BEGIN
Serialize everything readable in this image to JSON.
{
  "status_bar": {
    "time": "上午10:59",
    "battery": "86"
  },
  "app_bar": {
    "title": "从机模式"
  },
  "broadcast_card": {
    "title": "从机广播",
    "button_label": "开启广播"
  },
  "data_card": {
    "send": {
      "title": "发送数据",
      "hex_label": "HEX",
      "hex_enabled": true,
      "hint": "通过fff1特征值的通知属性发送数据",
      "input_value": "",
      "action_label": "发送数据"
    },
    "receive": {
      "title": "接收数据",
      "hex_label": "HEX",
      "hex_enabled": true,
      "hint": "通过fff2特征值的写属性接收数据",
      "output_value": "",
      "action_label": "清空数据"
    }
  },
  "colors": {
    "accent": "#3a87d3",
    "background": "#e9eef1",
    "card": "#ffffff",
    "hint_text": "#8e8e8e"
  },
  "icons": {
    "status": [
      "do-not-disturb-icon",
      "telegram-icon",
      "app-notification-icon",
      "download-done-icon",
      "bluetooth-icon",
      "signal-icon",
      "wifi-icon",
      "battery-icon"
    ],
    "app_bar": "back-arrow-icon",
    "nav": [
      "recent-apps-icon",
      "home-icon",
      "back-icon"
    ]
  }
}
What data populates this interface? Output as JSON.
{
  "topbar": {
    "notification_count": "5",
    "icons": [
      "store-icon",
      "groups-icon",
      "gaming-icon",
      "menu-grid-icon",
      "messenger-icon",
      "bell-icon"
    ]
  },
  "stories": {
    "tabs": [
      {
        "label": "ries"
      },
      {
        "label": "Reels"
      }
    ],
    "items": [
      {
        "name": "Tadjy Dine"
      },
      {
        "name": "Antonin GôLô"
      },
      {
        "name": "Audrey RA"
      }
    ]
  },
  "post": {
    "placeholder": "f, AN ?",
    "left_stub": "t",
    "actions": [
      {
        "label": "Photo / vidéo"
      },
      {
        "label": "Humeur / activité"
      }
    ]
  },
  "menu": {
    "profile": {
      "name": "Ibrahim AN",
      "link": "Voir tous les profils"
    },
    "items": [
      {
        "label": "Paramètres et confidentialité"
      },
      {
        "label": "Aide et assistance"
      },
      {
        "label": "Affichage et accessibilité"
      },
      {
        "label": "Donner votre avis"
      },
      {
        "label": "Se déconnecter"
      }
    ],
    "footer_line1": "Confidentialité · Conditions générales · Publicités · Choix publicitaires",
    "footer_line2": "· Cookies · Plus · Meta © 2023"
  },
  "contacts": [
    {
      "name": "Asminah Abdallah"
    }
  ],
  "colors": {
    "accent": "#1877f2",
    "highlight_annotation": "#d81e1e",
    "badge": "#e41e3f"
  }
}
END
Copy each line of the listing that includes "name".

        "name": "Tadjy Dine"
        "name": "Antonin GôLô"
        "name": "Audrey RA"
      "name": "Ibrahim AN",
      "name": "Asminah Abdallah"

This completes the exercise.